Tim Cook, CEO of Apple, has addressed concerns about the alleged iCloud security flaws in an interview with The Wall Street Journal.

He discussed iCloud and the recent celebrity phone hacking scandal and said that it wasn’t directly down to security flaws in iCloud, but rather that passwords for the accounts were obtained through phishing scams or correctly guessing the answers to security questions – quite easy to do when celebrities talk about their lives in interviews. Cook believes that the security breaches were made through the human element of the system, rather than complex techniques.

However, it doesn’t mean Apple will be doing nothing. In future, Apple will notify the user when someone tries to log into their account from another, unrecognized device. The notification will come in the form of a push notification and email, and should be up and running within two weeks.

More will also be done to emphasize the use of and improve the reach of two-factor authentication (a security check in the form of a temporary 4-digit security code sent via SMS) to make sure that more of users’ data is protected. On the next version of iOS, two-factor authentication will extend to logging into iCloud from a mobile device.

Many users don’t use two-factor authentication, so Apple plans to more fervently encourage users to adopt the service, so that any potential hackers can’t even get to the stage where security question answers can be guessed.

Cook is right to talk about this himself, even if the issue wasn’t to do with software engineering.
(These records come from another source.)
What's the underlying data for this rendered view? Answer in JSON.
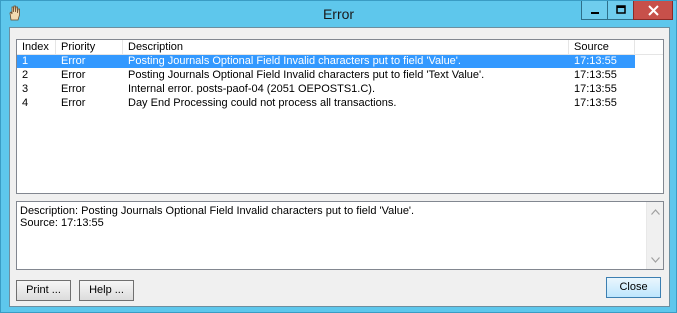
{
  "window": {
    "title": "Error",
    "icon": "hand-icon"
  },
  "list": {
    "columns": [
      "Index",
      "Priority",
      "Description",
      "Source"
    ],
    "rows": [
      {
        "index": "1",
        "priority": "Error",
        "description": "Posting Journals Optional Field  Invalid characters put to field 'Value'.",
        "source": "17:13:55",
        "selected": true
      },
      {
        "index": "2",
        "priority": "Error",
        "description": "Posting Journals Optional Field  Invalid characters put to field 'Text Value'.",
        "source": "17:13:55",
        "selected": false
      },
      {
        "index": "3",
        "priority": "Error",
        "description": "Internal error. posts-paof-04 (2051 OEPOSTS1.C).",
        "source": "17:13:55",
        "selected": false
      },
      {
        "index": "4",
        "priority": "Error",
        "description": "Day End Processing could not process all transactions.",
        "source": "17:13:55",
        "selected": false
      }
    ]
  },
  "detail": {
    "description_line": "Description: Posting Journals Optional Field  Invalid characters put to field 'Value'.",
    "source_line": "Source:  17:13:55"
  },
  "buttons": {
    "print": "Print ...",
    "help": "Help ...",
    "close": "Close"
  },
  "colors": {
    "frame": "#5ec7ec",
    "selection": "#3399ff",
    "close_control": "#c7504a"
  }
}
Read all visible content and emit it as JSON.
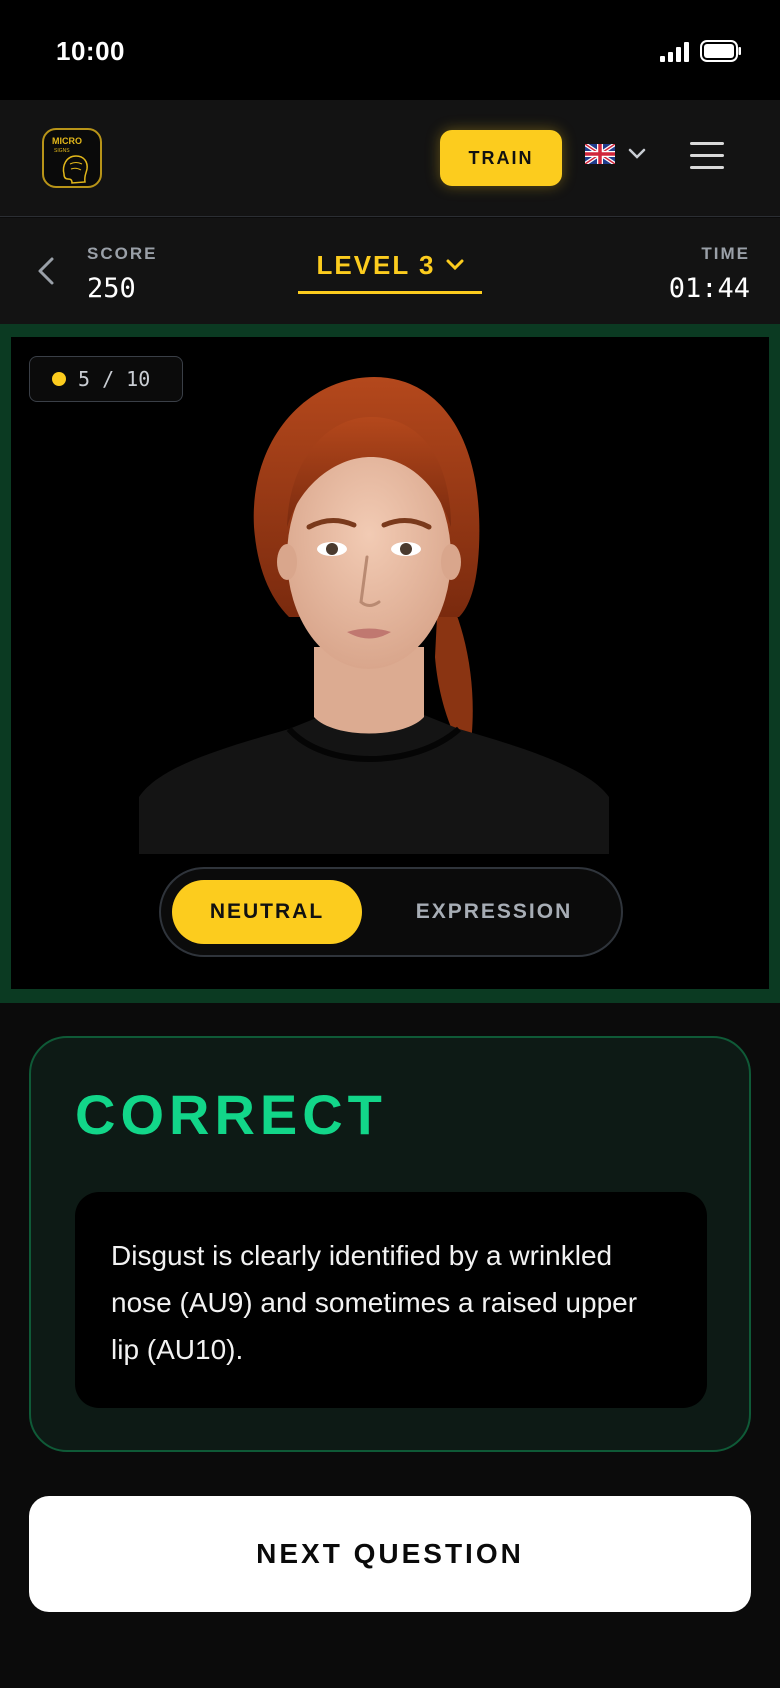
{
  "status_bar": {
    "time": "10:00"
  },
  "header": {
    "logo": {
      "line1": "MICRO",
      "line2": "SIGNS"
    },
    "train_label": "TRAIN",
    "language": "gb-flag-icon"
  },
  "score_bar": {
    "score_label": "SCORE",
    "score_value": "250",
    "level_label": "LEVEL 3",
    "time_label": "TIME",
    "time_value": "01:44"
  },
  "question": {
    "progress": "5 / 10",
    "toggle": {
      "active": "NEUTRAL",
      "inactive": "EXPRESSION"
    }
  },
  "result": {
    "title": "CORRECT",
    "explanation": "Disgust is clearly identified by a wrinkled nose (AU9) and sometimes a raised upper lip (AU10)."
  },
  "next_label": "NEXT QUESTION",
  "colors": {
    "accent": "#fccc1e",
    "success": "#12d689",
    "frame": "#0b3a22"
  }
}
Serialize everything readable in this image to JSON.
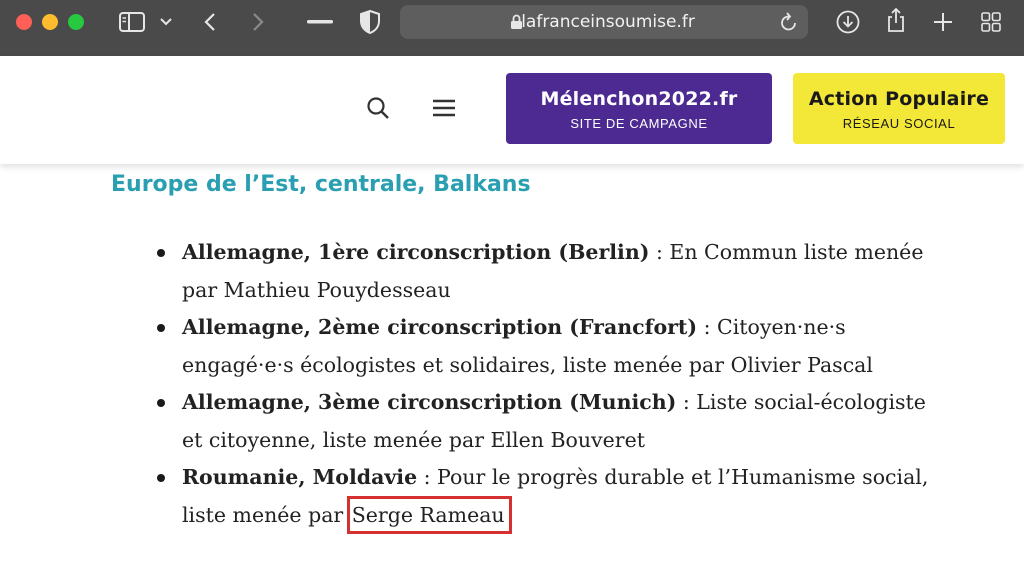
{
  "browser": {
    "url": "lafranceinsoumise.fr",
    "icons": [
      "sidebar-icon",
      "chevron-down-icon",
      "back-icon",
      "forward-icon",
      "minus-icon",
      "shield-icon",
      "lock-icon",
      "reload-icon",
      "download-icon",
      "share-icon",
      "plus-icon",
      "grid-icon"
    ]
  },
  "header": {
    "campaign_title": "Mélenchon2022.fr",
    "campaign_sub": "SITE DE CAMPAGNE",
    "popular_title": "Action Populaire",
    "popular_sub": "RÉSEAU SOCIAL",
    "colors": {
      "campaign": "#4d2a91",
      "popular": "#f3e737",
      "heading": "#2a9fb2",
      "highlight_box": "#d3302f"
    }
  },
  "content": {
    "heading": "Europe de l’Est, centrale, Balkans",
    "items": [
      {
        "bold": "Allemagne, 1ère circonscription (Berlin)",
        "text": " : En Commun liste menée par Mathieu Pouydesseau"
      },
      {
        "bold": "Allemagne, 2ème circonscription (Francfort)",
        "text": " : Citoyen·ne·s engagé·e·s écologistes et solidaires, liste menée par Olivier Pascal"
      },
      {
        "bold": "Allemagne, 3ème circonscription (Munich)",
        "text": " : Liste social-écologiste et citoyenne, liste menée par Ellen Bouveret"
      },
      {
        "bold": "Roumanie, Moldavie",
        "text": " : Pour le progrès durable et l’Humanisme social, liste menée par",
        "highlight": "Serge Rameau"
      }
    ]
  }
}
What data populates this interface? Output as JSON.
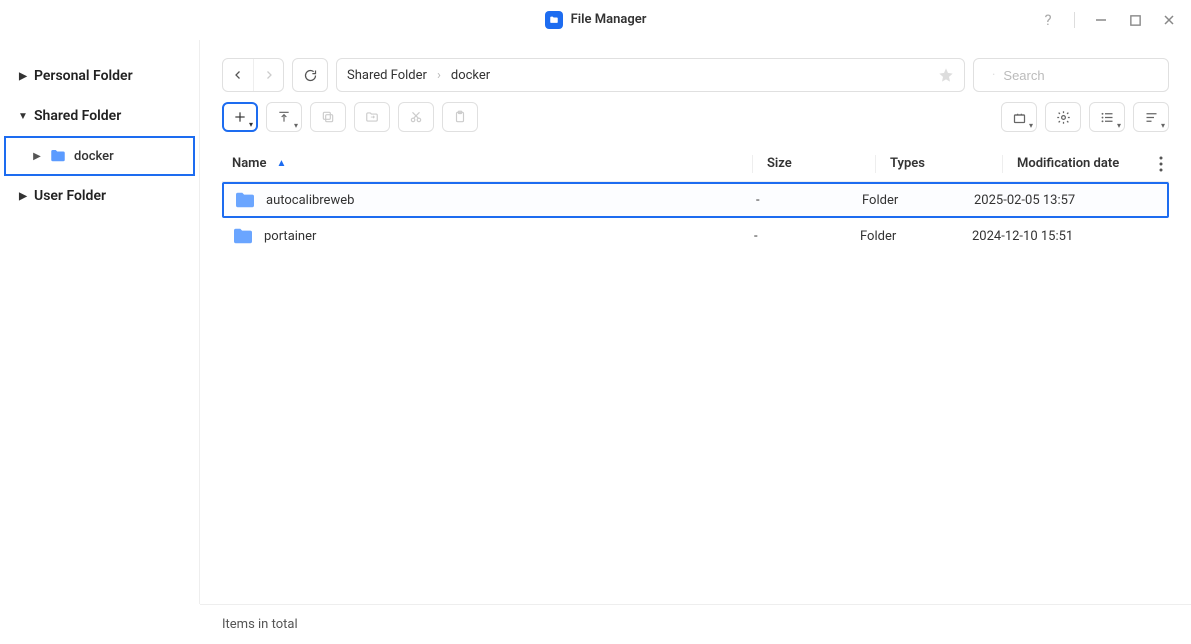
{
  "app": {
    "title": "File Manager"
  },
  "sidebar": {
    "items": [
      {
        "label": "Personal Folder",
        "expanded": false,
        "level": 1
      },
      {
        "label": "Shared Folder",
        "expanded": true,
        "level": 1
      },
      {
        "label": "docker",
        "expanded": false,
        "level": 2,
        "selected": true
      },
      {
        "label": "User Folder",
        "expanded": false,
        "level": 1
      }
    ]
  },
  "breadcrumb": {
    "parts": [
      "Shared Folder",
      "docker"
    ]
  },
  "search": {
    "placeholder": "Search"
  },
  "columns": {
    "name": "Name",
    "size": "Size",
    "types": "Types",
    "mod": "Modification date"
  },
  "rows": [
    {
      "name": "autocalibreweb",
      "size": "-",
      "types": "Folder",
      "mod": "2025-02-05 13:57",
      "selected": true
    },
    {
      "name": "portainer",
      "size": "-",
      "types": "Folder",
      "mod": "2024-12-10 15:51",
      "selected": false
    }
  ],
  "footer": {
    "status": "Items in total"
  }
}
This close to the Apple Event, calming fears is exactly what Apple would desire for launching new products.

And if you haven’t already enabled two-factor authentication, maybe you should – just in case you get famous very quickly.